_Problem to solve_. The answer must be an exact copy of the entries that follow, with all images removed.

-- -- --

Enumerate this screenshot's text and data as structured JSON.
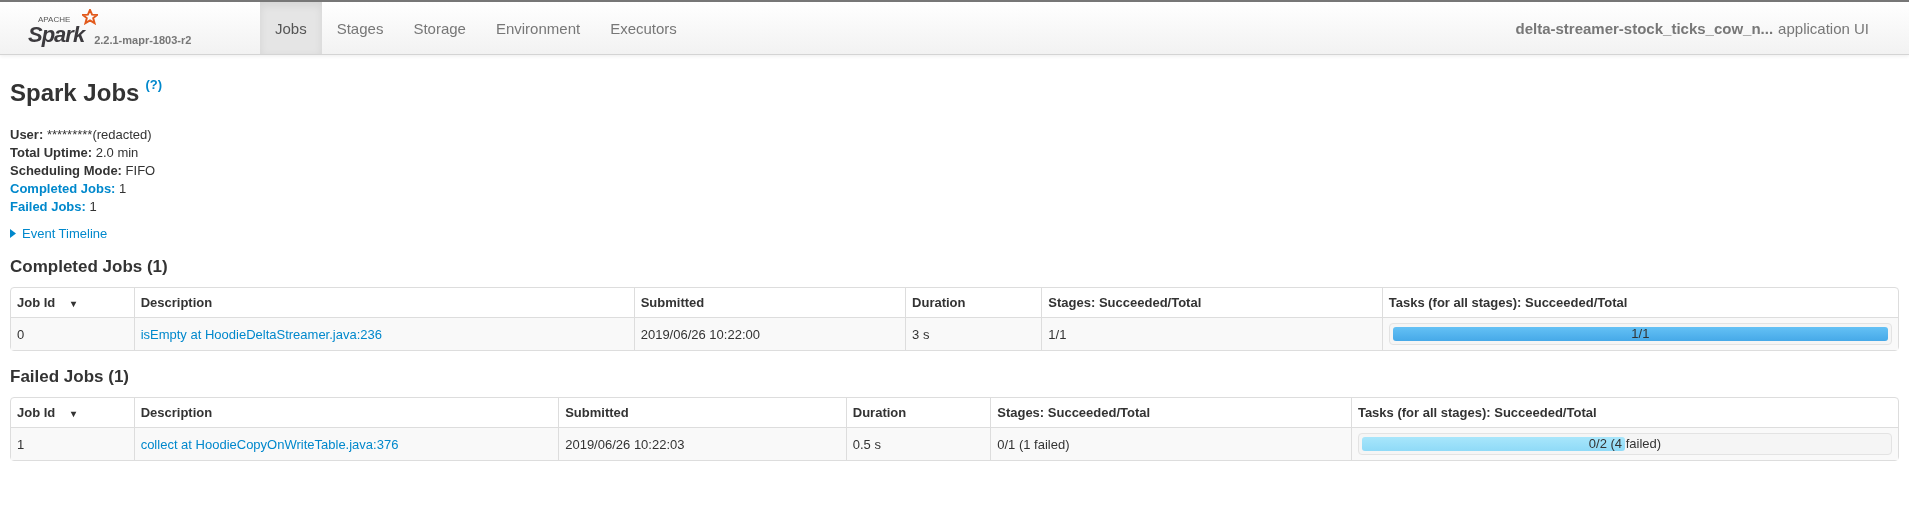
{
  "navbar": {
    "logo": {
      "small": "APACHE",
      "name": "Spark"
    },
    "version": "2.2.1-mapr-1803-r2",
    "tabs": [
      {
        "label": "Jobs",
        "selected": true
      },
      {
        "label": "Stages",
        "selected": false
      },
      {
        "label": "Storage",
        "selected": false
      },
      {
        "label": "Environment",
        "selected": false
      },
      {
        "label": "Executors",
        "selected": false
      }
    ],
    "app_name": "delta-streamer-stock_ticks_cow_n...",
    "app_suffix": "application UI"
  },
  "title": "Spark Jobs",
  "help": "(?)",
  "summary": [
    {
      "label": "User:",
      "value": "*********(redacted)",
      "link": false
    },
    {
      "label": "Total Uptime:",
      "value": "2.0 min",
      "link": false
    },
    {
      "label": "Scheduling Mode:",
      "value": "FIFO",
      "link": false
    },
    {
      "label": "Completed Jobs:",
      "value": "1",
      "link": true
    },
    {
      "label": "Failed Jobs:",
      "value": "1",
      "link": true
    }
  ],
  "event_timeline": {
    "label": "Event Timeline",
    "expanded": false
  },
  "sections": [
    {
      "title": "Completed Jobs (1)",
      "columns": [
        "Job Id",
        "Description",
        "Submitted",
        "Duration",
        "Stages: Succeeded/Total",
        "Tasks (for all stages): Succeeded/Total"
      ],
      "sort_mark": "▾",
      "rows": [
        {
          "id": "0",
          "description": "isEmpty at HoodieDeltaStreamer.java:236",
          "submitted": "2019/06/26 10:22:00",
          "duration": "3 s",
          "stages": "1/1",
          "tasks": {
            "label": "1/1",
            "level": 1,
            "kind": "completed"
          }
        }
      ]
    },
    {
      "title": "Failed Jobs (1)",
      "columns": [
        "Job Id",
        "Description",
        "Submitted",
        "Duration",
        "Stages: Succeeded/Total",
        "Tasks (for all stages): Succeeded/Total"
      ],
      "sort_mark": "▾",
      "rows": [
        {
          "id": "1",
          "description": "collect at HoodieCopyOnWriteTable.java:376",
          "submitted": "2019/06/26 10:22:03",
          "duration": "0.5 s",
          "stages": "0/1 (1 failed)",
          "tasks": {
            "label": "0/2 (4 failed)",
            "level": 0.5,
            "kind": "running"
          }
        }
      ]
    }
  ]
}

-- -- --

_Written answer_.
Enumerate this screenshot's text and data as structured JSON.
{
  "navbar": {
    "logo": {
      "small": "APACHE",
      "name": "Spark"
    },
    "version": "2.2.1-mapr-1803-r2",
    "tabs": [
      {
        "label": "Jobs",
        "selected": true
      },
      {
        "label": "Stages",
        "selected": false
      },
      {
        "label": "Storage",
        "selected": false
      },
      {
        "label": "Environment",
        "selected": false
      },
      {
        "label": "Executors",
        "selected": false
      }
    ],
    "app_name": "delta-streamer-stock_ticks_cow_n...",
    "app_suffix": "application UI"
  },
  "title": "Spark Jobs",
  "help": "(?)",
  "summary": [
    {
      "label": "User:",
      "value": "*********(redacted)",
      "link": false
    },
    {
      "label": "Total Uptime:",
      "value": "2.0 min",
      "link": false
    },
    {
      "label": "Scheduling Mode:",
      "value": "FIFO",
      "link": false
    },
    {
      "label": "Completed Jobs:",
      "value": "1",
      "link": true
    },
    {
      "label": "Failed Jobs:",
      "value": "1",
      "link": true
    }
  ],
  "event_timeline": {
    "label": "Event Timeline",
    "expanded": false
  },
  "sections": [
    {
      "title": "Completed Jobs (1)",
      "columns": [
        "Job Id",
        "Description",
        "Submitted",
        "Duration",
        "Stages: Succeeded/Total",
        "Tasks (for all stages): Succeeded/Total"
      ],
      "sort_mark": "▾",
      "rows": [
        {
          "id": "0",
          "description": "isEmpty at HoodieDeltaStreamer.java:236",
          "submitted": "2019/06/26 10:22:00",
          "duration": "3 s",
          "stages": "1/1",
          "tasks": {
            "label": "1/1",
            "level": 1,
            "kind": "completed"
          }
        }
      ]
    },
    {
      "title": "Failed Jobs (1)",
      "columns": [
        "Job Id",
        "Description",
        "Submitted",
        "Duration",
        "Stages: Succeeded/Total",
        "Tasks (for all stages): Succeeded/Total"
      ],
      "sort_mark": "▾",
      "rows": [
        {
          "id": "1",
          "description": "collect at HoodieCopyOnWriteTable.java:376",
          "submitted": "2019/06/26 10:22:03",
          "duration": "0.5 s",
          "stages": "0/1 (1 failed)",
          "tasks": {
            "label": "0/2 (4 failed)",
            "level": 0.5,
            "kind": "running"
          }
        }
      ]
    }
  ]
}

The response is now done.